“Jerusalem is dear to us. Peace with Jordan is dear to us. I want to say loudly and clearly that we respect all the holy sites of all religions and will do everything necessary to protect them as agreed between us. The peace agreement between us was the aspiration of the soldiers who fought here. The peace that was agreed between us is the dream of all Jews, Muslims and Christians as one. The whole world knows that when we heard voices of peace from Jordan and Egypt we did not delay, we did not hesitate and we stretched out our hand in peace.”
President Peres continued and addressed the importance of peace and of Jerusalem for all three monotheistic religions:
“Jerusalem has mosques and churches, Israel protects and will protect them all. Israel will protect all of Jerusalem, old and new, friends and strangers. Israel will protect their freedom and security. You can hear the same prayer from the Western Wall, from the mosques and from the churches for peace in our ancient, holy city. Peace between countries. Peace between religions. Peace between nations. Our ears are open to peace. We know that our army can protect us from any threat and no threat will weaken our desire for peace.”
It really would be a speech worth listening to, if he stops boasting in the arm of the flesh.
Today, 65 years ago according to the Gregorian calendar, Israel established independence. The Arabs refer to this day as the day of “catastrophe” or Nakba Day. And they usually mark it by violent demonstrations and clashes with Israeli forces. Today was no different.
At exactly 12:00 noon, a siren was sounded in “Palestinian” towns and villages for 65 seconds, one second for every year of Israel’s existence.

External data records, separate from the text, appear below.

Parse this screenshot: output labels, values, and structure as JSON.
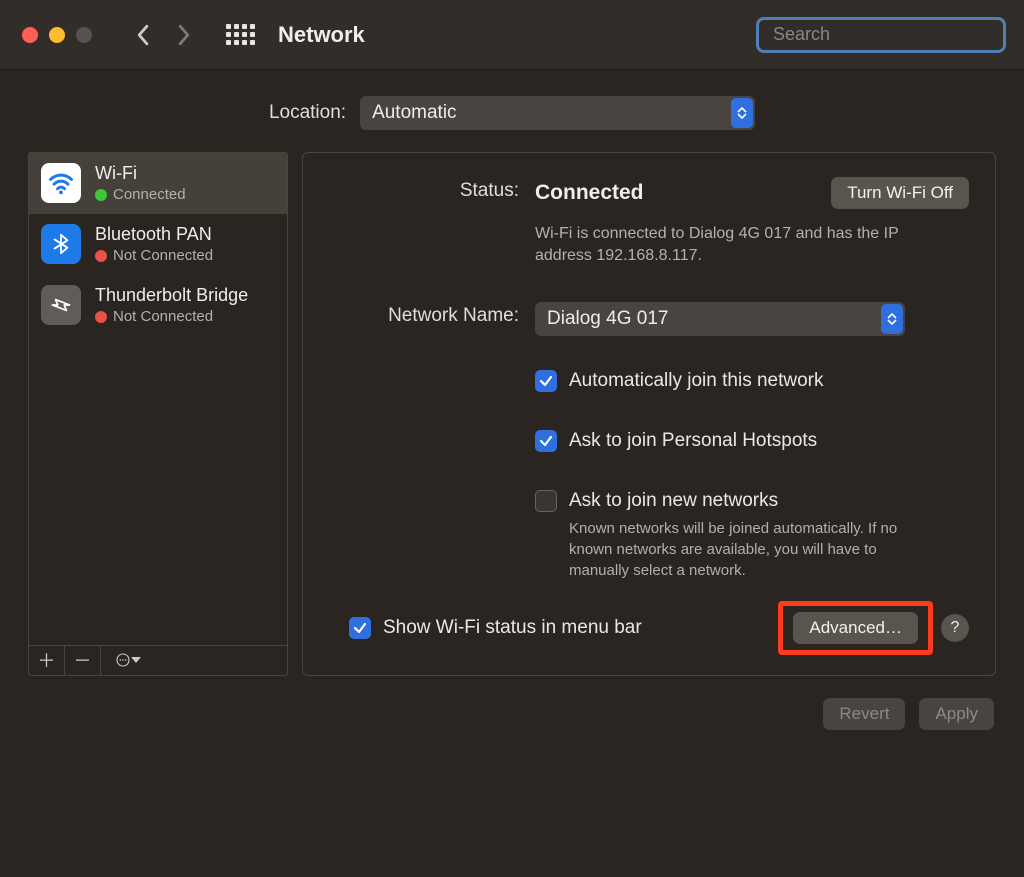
{
  "window": {
    "title": "Network"
  },
  "search": {
    "placeholder": "Search"
  },
  "location": {
    "label": "Location:",
    "value": "Automatic"
  },
  "sidebar": {
    "items": [
      {
        "name": "Wi-Fi",
        "status": "Connected",
        "dot": "green",
        "selected": true
      },
      {
        "name": "Bluetooth PAN",
        "status": "Not Connected",
        "dot": "red",
        "selected": false
      },
      {
        "name": "Thunderbolt Bridge",
        "status": "Not Connected",
        "dot": "red",
        "selected": false
      }
    ]
  },
  "detail": {
    "status_label": "Status:",
    "status_value": "Connected",
    "toggle_button": "Turn Wi-Fi Off",
    "status_desc": "Wi-Fi is connected to Dialog 4G 017 and has the IP address 192.168.8.117.",
    "network_name_label": "Network Name:",
    "network_name_value": "Dialog 4G 017",
    "checkboxes": {
      "auto_join": {
        "label": "Automatically join this network",
        "checked": true
      },
      "ask_hotspots": {
        "label": "Ask to join Personal Hotspots",
        "checked": true
      },
      "ask_new": {
        "label": "Ask to join new networks",
        "checked": false,
        "help": "Known networks will be joined automatically. If no known networks are available, you will have to manually select a network."
      }
    },
    "show_menu_bar": {
      "label": "Show Wi-Fi status in menu bar",
      "checked": true
    },
    "advanced_button": "Advanced…"
  },
  "footer": {
    "revert": "Revert",
    "apply": "Apply"
  }
}
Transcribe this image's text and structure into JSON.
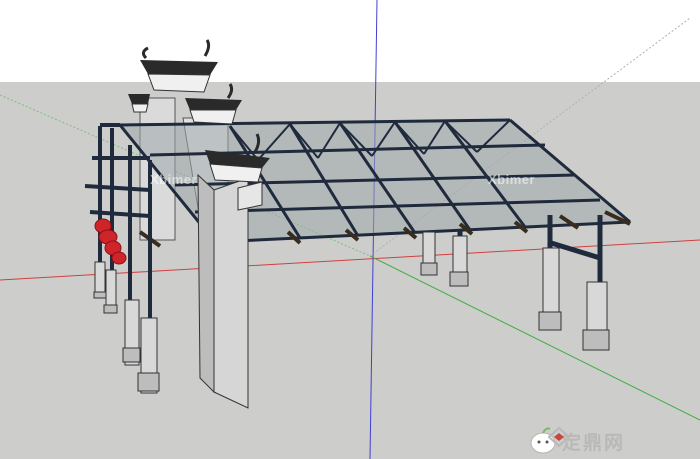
{
  "watermarks": {
    "left": "Xbimer",
    "right": "Xbimer"
  },
  "brand": {
    "text": "定鼎网"
  },
  "colors": {
    "sky": "#ffffff",
    "ground": "#cdcdcb",
    "steel": "#1f2a3d",
    "wall": "#e4e4e4",
    "roof_tile": "#2a2a2a",
    "lantern": "#d0242b",
    "glass": "#9ea7ac",
    "axis_red": "#d04040",
    "axis_green": "#3fae3f",
    "axis_blue": "#4040d0"
  },
  "icons": {
    "mascot": "mascot-icon",
    "logo": "dingding-logo-icon"
  }
}
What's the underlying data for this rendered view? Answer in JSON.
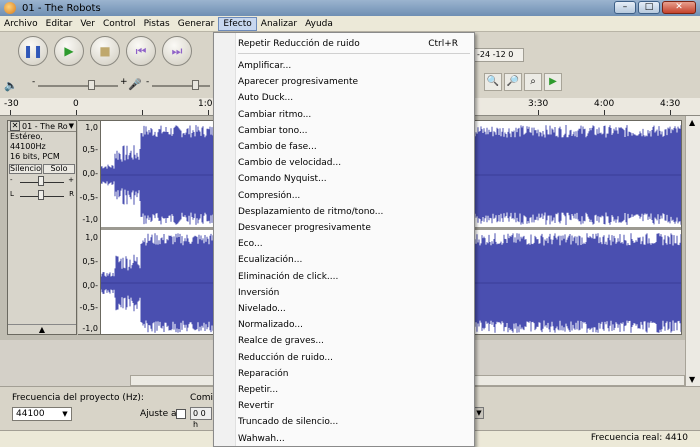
{
  "window": {
    "title": "01 - The Robots",
    "controls": [
      "–",
      "□",
      "✕"
    ]
  },
  "menubar": [
    "Archivo",
    "Editar",
    "Ver",
    "Control",
    "Pistas",
    "Generar",
    "Efecto",
    "Analizar",
    "Ayuda"
  ],
  "meter": {
    "labels": "-24 -12 0"
  },
  "ruler": {
    "labels": [
      "-30",
      "0",
      "1:0",
      "3:30",
      "4:00",
      "4:30"
    ]
  },
  "track": {
    "name": "01 - The Ro",
    "info": [
      "Estéreo, 44100Hz",
      "16 bits, PCM"
    ],
    "mute": "Silencio",
    "solo": "Solo",
    "gain_minus": "-",
    "gain_plus": "+",
    "pan_left": "L",
    "pan_right": "R",
    "scale": [
      "1,0",
      "0,5-",
      "0,0-",
      "-0,5-",
      "-1,0"
    ]
  },
  "effect_menu": {
    "items": [
      {
        "label": "Repetir Reducción de ruido",
        "shortcut": "Ctrl+R"
      },
      {
        "label": "Amplificar..."
      },
      {
        "label": "Aparecer progresivamente"
      },
      {
        "label": "Auto Duck..."
      },
      {
        "label": "Cambiar ritmo..."
      },
      {
        "label": "Cambiar tono..."
      },
      {
        "label": "Cambio de fase..."
      },
      {
        "label": "Cambio de velocidad..."
      },
      {
        "label": "Comando Nyquist..."
      },
      {
        "label": "Compresión..."
      },
      {
        "label": "Desplazamiento de ritmo/tono..."
      },
      {
        "label": "Desvanecer progresivamente"
      },
      {
        "label": "Eco..."
      },
      {
        "label": "Ecualización..."
      },
      {
        "label": "Eliminación de click...."
      },
      {
        "label": "Inversión"
      },
      {
        "label": "Nivelado..."
      },
      {
        "label": "Normalizado..."
      },
      {
        "label": "Realce de graves..."
      },
      {
        "label": "Reducción de ruido..."
      },
      {
        "label": "Reparación"
      },
      {
        "label": "Repetir..."
      },
      {
        "label": "Revertir"
      },
      {
        "label": "Truncado de silencio..."
      },
      {
        "label": "Wahwah..."
      }
    ]
  },
  "selection_bar": {
    "project_rate_label": "Frecuencia del proyecto (Hz):",
    "project_rate_value": "44100",
    "snap_label": "Ajuste a",
    "start_label": "Comi",
    "time_value": "0 0 h"
  },
  "status": {
    "rate": "Frecuencia real: 4410"
  }
}
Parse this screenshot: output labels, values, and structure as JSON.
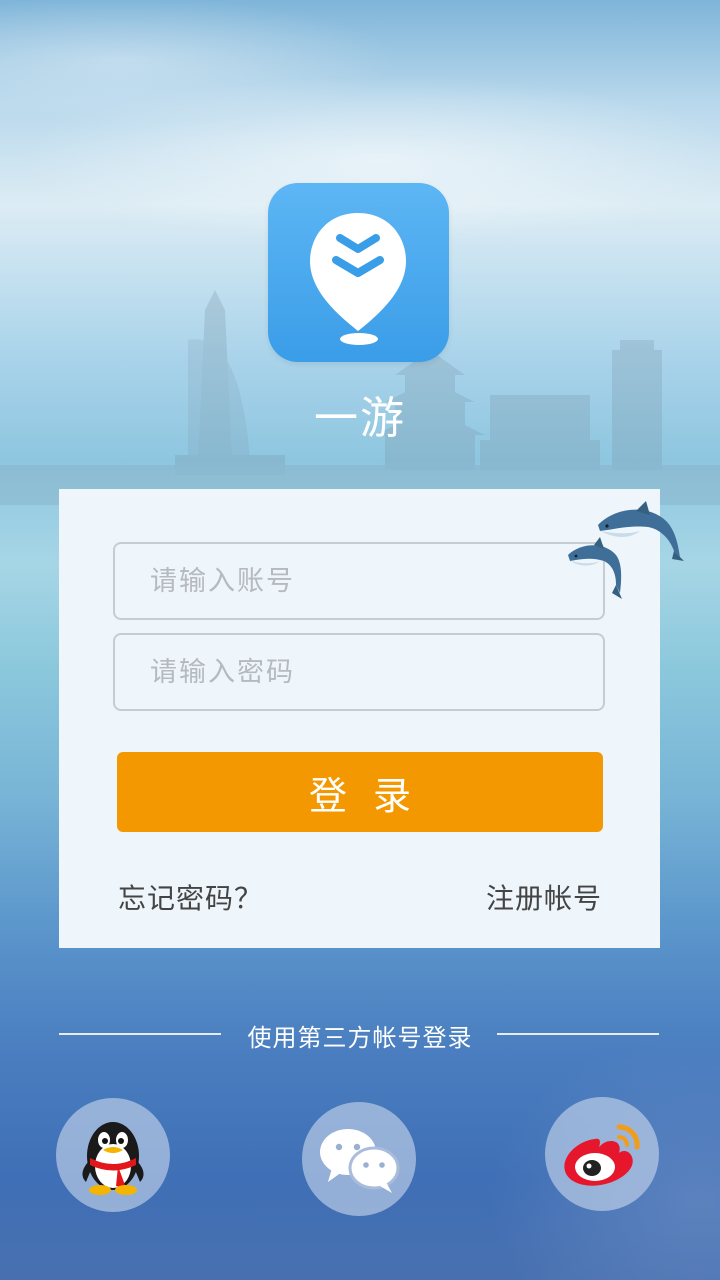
{
  "app": {
    "name": "一游",
    "brand_color": "#3a9de8",
    "accent_color": "#f39800"
  },
  "login_form": {
    "account_placeholder": "请输入账号",
    "password_placeholder": "请输入密码",
    "login_label": "登录",
    "forgot_password": "忘记密码？",
    "register": "注册帐号"
  },
  "third_party": {
    "title": "使用第三方帐号登录",
    "providers": [
      {
        "name": "QQ",
        "icon": "qq-penguin-icon"
      },
      {
        "name": "WeChat",
        "icon": "wechat-icon"
      },
      {
        "name": "Weibo",
        "icon": "weibo-icon"
      }
    ]
  }
}
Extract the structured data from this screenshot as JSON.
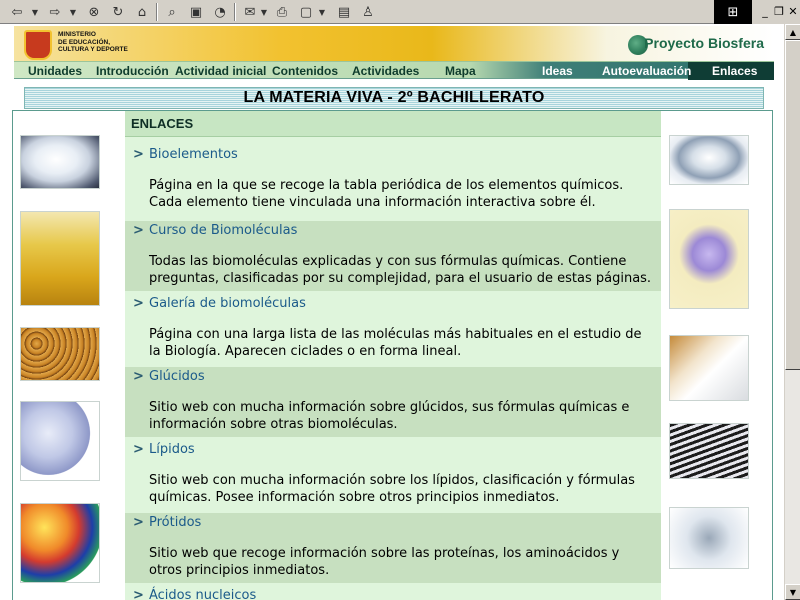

As expected, clashes and stone throwing took place thereafter between “Palestinian” youth and the IDF in different locations in Judea and Samaria. Some members of the IDF were slightly injured from the rocks.
In Ramallah, hundreds of demonstrators went from them grave of Yasser Arafat to the city square, where “Palestinian” President Mahmoud Abbas (Abu Mazen) delivered a televised speech. He said that, as expected, that “Palestinians” will not compromise their right to a sovereign state in areas under Israeli control since 1967, with Jerusalem as its capital and that they will continue to fight for a “just solution” for “Palestinian” refugees. In other words, they want all those who voluntarily left Israel before the War of Independence, and their descendants, to be able to return here. Amazing, he claims non-existent rights to establish a state for a people who never existed.
A watchful eye on the Golan Heights
As the situation in Syria becomes more problematic, there are more and more incidents of “accidental” firing of projectiles into Israeli territory. Two mortar shells landed on our side of the Golan Heights this morning in the area of Mount Hermon. While the IDF believes that the shells were a spill over from the fighting between rebel forces and those of Syrian President Bashar al-Assad, it nevertheless, closed off Mount Hermon to visitors and filed a complaint with the UNDOF (United Nations Disengagement Observation Force). It seems that if they observe at all, there’s nothing that they do about what they see. They certainly are a non-engagement force.
President Peres and the Pope
I wanted to relate to this topic, but it is turning out to be a much larger subject than I had originally intended. So, I’ll need to streamline it a bit before including it. Hopefully next time.
And That was The Week That Was.
“Sojourn in this land and I will be with you and bless you, for to you and to your descendants I will give all these lands, and I will establish the oath which I swore to your father Abraham.” (Genesis 26:3)
“Lord, You have been our dwelling place in all generations. Before the mountains were born or You gave birth to the earth and the world, even from everlasting to everlasting, You are God”.(Psalm 90:1-2)
May the rest of your week be blessed.